→ **To do**
The data below should be repeated exactly and in full.

** Exercise inputs follows **

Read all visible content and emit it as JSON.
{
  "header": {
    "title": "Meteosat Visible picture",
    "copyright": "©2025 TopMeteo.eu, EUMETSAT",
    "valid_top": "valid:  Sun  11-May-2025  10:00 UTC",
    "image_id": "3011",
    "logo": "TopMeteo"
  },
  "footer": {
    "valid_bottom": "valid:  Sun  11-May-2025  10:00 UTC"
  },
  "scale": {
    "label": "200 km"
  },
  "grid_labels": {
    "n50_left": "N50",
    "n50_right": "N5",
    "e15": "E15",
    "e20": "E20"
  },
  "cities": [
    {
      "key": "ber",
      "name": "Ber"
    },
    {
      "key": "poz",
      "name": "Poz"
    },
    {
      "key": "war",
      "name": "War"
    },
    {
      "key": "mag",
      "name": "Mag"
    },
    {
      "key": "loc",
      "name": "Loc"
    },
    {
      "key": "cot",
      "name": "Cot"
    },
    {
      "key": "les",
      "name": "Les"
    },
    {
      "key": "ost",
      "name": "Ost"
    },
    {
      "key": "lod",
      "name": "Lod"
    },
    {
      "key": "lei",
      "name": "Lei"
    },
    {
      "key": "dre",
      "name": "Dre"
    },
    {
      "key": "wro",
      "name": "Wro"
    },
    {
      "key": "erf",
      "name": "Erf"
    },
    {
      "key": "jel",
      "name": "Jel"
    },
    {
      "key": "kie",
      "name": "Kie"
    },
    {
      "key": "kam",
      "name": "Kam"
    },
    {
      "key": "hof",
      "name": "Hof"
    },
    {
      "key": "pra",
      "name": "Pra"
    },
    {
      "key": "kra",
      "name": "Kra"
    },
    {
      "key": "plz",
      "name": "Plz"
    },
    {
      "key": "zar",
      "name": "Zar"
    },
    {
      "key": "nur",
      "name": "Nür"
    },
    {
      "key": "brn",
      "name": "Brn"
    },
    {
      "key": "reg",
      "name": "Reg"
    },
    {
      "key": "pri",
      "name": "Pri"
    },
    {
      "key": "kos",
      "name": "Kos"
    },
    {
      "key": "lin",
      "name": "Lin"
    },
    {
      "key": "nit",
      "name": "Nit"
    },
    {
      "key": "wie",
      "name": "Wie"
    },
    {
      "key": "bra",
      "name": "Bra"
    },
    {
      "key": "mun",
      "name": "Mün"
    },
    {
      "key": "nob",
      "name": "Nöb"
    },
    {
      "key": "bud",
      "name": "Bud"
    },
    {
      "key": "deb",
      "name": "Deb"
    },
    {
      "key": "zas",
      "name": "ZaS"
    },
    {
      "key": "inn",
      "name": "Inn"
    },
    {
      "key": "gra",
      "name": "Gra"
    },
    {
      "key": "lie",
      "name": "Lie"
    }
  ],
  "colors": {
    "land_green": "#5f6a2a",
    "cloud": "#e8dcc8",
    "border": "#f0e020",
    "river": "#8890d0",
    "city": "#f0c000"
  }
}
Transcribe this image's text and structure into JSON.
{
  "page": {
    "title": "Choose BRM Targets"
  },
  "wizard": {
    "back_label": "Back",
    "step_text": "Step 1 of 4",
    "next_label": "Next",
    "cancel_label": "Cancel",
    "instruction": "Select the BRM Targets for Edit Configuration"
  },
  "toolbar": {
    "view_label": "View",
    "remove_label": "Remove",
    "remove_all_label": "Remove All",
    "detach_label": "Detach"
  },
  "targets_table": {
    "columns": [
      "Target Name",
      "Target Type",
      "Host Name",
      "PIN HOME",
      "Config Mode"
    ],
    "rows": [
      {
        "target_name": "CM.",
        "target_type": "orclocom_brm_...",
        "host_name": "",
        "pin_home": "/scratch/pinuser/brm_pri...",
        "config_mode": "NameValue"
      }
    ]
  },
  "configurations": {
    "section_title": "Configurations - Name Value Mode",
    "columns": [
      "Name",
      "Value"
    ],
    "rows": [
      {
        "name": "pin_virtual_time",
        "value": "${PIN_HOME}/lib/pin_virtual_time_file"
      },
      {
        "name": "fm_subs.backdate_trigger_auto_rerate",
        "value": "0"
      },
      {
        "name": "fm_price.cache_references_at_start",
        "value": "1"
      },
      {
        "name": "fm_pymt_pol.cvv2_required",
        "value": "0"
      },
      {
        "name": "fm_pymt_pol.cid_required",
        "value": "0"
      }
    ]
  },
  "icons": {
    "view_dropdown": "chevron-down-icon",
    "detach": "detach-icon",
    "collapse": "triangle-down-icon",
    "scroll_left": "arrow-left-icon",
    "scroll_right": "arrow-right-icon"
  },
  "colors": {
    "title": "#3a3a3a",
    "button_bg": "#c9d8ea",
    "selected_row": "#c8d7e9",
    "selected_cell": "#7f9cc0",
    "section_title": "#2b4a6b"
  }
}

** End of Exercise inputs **

→ **Problem solution**
Read all visible content and emit it as JSON.
{
  "header": {
    "title": "Meteosat Visible picture",
    "copyright": "©2025 TopMeteo.eu, EUMETSAT",
    "valid_top": "valid:  Sun  11-May-2025  10:00 UTC",
    "image_id": "3011",
    "logo": "TopMeteo"
  },
  "footer": {
    "valid_bottom": "valid:  Sun  11-May-2025  10:00 UTC"
  },
  "scale": {
    "label": "200 km"
  },
  "grid_labels": {
    "n50_left": "N50",
    "n50_right": "N5",
    "e15": "E15",
    "e20": "E20"
  },
  "cities": [
    {
      "key": "ber",
      "name": "Ber"
    },
    {
      "key": "poz",
      "name": "Poz"
    },
    {
      "key": "war",
      "name": "War"
    },
    {
      "key": "mag",
      "name": "Mag"
    },
    {
      "key": "loc",
      "name": "Loc"
    },
    {
      "key": "cot",
      "name": "Cot"
    },
    {
      "key": "les",
      "name": "Les"
    },
    {
      "key": "ost",
      "name": "Ost"
    },
    {
      "key": "lod",
      "name": "Lod"
    },
    {
      "key": "lei",
      "name": "Lei"
    },
    {
      "key": "dre",
      "name": "Dre"
    },
    {
      "key": "wro",
      "name": "Wro"
    },
    {
      "key": "erf",
      "name": "Erf"
    },
    {
      "key": "jel",
      "name": "Jel"
    },
    {
      "key": "kie",
      "name": "Kie"
    },
    {
      "key": "kam",
      "name": "Kam"
    },
    {
      "key": "hof",
      "name": "Hof"
    },
    {
      "key": "pra",
      "name": "Pra"
    },
    {
      "key": "kra",
      "name": "Kra"
    },
    {
      "key": "plz",
      "name": "Plz"
    },
    {
      "key": "zar",
      "name": "Zar"
    },
    {
      "key": "nur",
      "name": "Nür"
    },
    {
      "key": "brn",
      "name": "Brn"
    },
    {
      "key": "reg",
      "name": "Reg"
    },
    {
      "key": "pri",
      "name": "Pri"
    },
    {
      "key": "kos",
      "name": "Kos"
    },
    {
      "key": "lin",
      "name": "Lin"
    },
    {
      "key": "nit",
      "name": "Nit"
    },
    {
      "key": "wie",
      "name": "Wie"
    },
    {
      "key": "bra",
      "name": "Bra"
    },
    {
      "key": "mun",
      "name": "Mün"
    },
    {
      "key": "nob",
      "name": "Nöb"
    },
    {
      "key": "bud",
      "name": "Bud"
    },
    {
      "key": "deb",
      "name": "Deb"
    },
    {
      "key": "zas",
      "name": "ZaS"
    },
    {
      "key": "inn",
      "name": "Inn"
    },
    {
      "key": "gra",
      "name": "Gra"
    },
    {
      "key": "lie",
      "name": "Lie"
    }
  ],
  "colors": {
    "land_green": "#5f6a2a",
    "cloud": "#e8dcc8",
    "border": "#f0e020",
    "river": "#8890d0",
    "city": "#f0c000"
  }
}
Transcribe this image's text and structure into JSON.
{
  "page": {
    "title": "Choose BRM Targets"
  },
  "wizard": {
    "back_label": "Back",
    "step_text": "Step 1 of 4",
    "next_label": "Next",
    "cancel_label": "Cancel",
    "instruction": "Select the BRM Targets for Edit Configuration"
  },
  "toolbar": {
    "view_label": "View",
    "remove_label": "Remove",
    "remove_all_label": "Remove All",
    "detach_label": "Detach"
  },
  "targets_table": {
    "columns": [
      "Target Name",
      "Target Type",
      "Host Name",
      "PIN HOME",
      "Config Mode"
    ],
    "rows": [
      {
        "target_name": "CM.",
        "target_type": "orclocom_brm_...",
        "host_name": "",
        "pin_home": "/scratch/pinuser/brm_pri...",
        "config_mode": "NameValue"
      }
    ]
  },
  "configurations": {
    "section_title": "Configurations - Name Value Mode",
    "columns": [
      "Name",
      "Value"
    ],
    "rows": [
      {
        "name": "pin_virtual_time",
        "value": "${PIN_HOME}/lib/pin_virtual_time_file"
      },
      {
        "name": "fm_subs.backdate_trigger_auto_rerate",
        "value": "0"
      },
      {
        "name": "fm_price.cache_references_at_start",
        "value": "1"
      },
      {
        "name": "fm_pymt_pol.cvv2_required",
        "value": "0"
      },
      {
        "name": "fm_pymt_pol.cid_required",
        "value": "0"
      }
    ]
  },
  "icons": {
    "view_dropdown": "chevron-down-icon",
    "detach": "detach-icon",
    "collapse": "triangle-down-icon",
    "scroll_left": "arrow-left-icon",
    "scroll_right": "arrow-right-icon"
  },
  "colors": {
    "title": "#3a3a3a",
    "button_bg": "#c9d8ea",
    "selected_row": "#c8d7e9",
    "selected_cell": "#7f9cc0",
    "section_title": "#2b4a6b"
  }
}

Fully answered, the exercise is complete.